— Wellington edged up 0.04 percent, or 1.49 points, to 3,480.19.
Telecom Corp. added 1.4 percent to NZ$2.49 and Fletcher Building was down 1.12 percent at NZ$6.20.
— Manila closed down 1.84 percent, or 98.94 points, at 5,263.74.
Lepanto Mining shed 5 percent to 1.39 pesos and Philippine Long Distance Telephone Co. fell 0.94 percent to 2,728 pesos.
— Singapore closed down 1.66 percent, or 49.47 points, at 2,929.08 points.
Singapore Telecommunications eased 1.49 percent to Sg$3.31 and DBS dropped 0.99 percent to Sg$13.95.
— Jakarta closed 1.73 percent, or 70.15 points, lower at 3,985.05.
Aneka Tambang fell 3.6 percent to 1,340 rupiah, Astra International slid 2.88 percent to 6,750 rupiah and Indofood lost 0.95 percent to 5,200 rupiah.
— Bangkok fell 1.09 percent, or 13.13 points, to 1,186.95.
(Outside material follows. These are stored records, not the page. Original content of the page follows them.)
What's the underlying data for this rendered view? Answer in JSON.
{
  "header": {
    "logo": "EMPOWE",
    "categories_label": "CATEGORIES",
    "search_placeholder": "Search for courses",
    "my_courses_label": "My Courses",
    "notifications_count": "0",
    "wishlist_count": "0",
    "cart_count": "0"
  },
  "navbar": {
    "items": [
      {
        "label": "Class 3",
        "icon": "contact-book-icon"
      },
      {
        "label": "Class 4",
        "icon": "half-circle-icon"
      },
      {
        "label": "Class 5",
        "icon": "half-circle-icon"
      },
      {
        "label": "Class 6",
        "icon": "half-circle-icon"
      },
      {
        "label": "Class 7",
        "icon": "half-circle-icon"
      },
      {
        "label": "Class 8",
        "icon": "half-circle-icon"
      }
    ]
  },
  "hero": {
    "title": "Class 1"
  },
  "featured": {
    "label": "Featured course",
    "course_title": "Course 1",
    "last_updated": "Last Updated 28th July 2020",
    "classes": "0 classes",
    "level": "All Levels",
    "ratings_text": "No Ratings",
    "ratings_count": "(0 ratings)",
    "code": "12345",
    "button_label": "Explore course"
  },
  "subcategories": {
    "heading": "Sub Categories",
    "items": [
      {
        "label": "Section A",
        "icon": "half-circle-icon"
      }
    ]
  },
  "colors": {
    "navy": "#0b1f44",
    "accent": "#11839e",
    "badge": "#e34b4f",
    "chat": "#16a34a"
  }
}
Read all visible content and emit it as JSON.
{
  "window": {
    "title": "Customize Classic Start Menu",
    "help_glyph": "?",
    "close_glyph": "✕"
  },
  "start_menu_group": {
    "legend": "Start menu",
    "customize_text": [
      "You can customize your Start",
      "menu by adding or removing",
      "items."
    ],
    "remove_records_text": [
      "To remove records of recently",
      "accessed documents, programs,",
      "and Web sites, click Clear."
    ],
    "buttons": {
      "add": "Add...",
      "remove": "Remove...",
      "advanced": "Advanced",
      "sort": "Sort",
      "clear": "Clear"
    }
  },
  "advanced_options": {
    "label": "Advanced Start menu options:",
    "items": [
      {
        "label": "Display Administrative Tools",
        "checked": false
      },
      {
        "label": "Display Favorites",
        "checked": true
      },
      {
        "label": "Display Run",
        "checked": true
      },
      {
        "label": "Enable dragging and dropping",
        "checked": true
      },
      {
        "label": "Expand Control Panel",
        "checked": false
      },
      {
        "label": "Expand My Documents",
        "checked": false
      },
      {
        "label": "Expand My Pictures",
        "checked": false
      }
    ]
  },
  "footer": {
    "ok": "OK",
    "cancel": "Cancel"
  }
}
Banpu dropped 1.74 percent to 452 baht, while PTT lost 2.10 percent to 327 baht.
— Kuala Lumpur edged down 0.01 percent, or 0.24 points, to 1,620.31.
Genting Malaysia and PPB Group each fell 1.9 percent to 3.61 ringgit and 15.78 respectively.
— India’s Sensex index fell 0.74 percent, or 129.14 points, to 17,391.98 on Monday, its second straight day of losses, tracking weak global markets and fears of quarterly earnings growth data from Indian firms.
Private steel maker Jindal Steel slid 2.56 percent to 443.5 rupees while India’s largest passenger car maker Maruti Suzuki fell 2.28 percent to 1,189.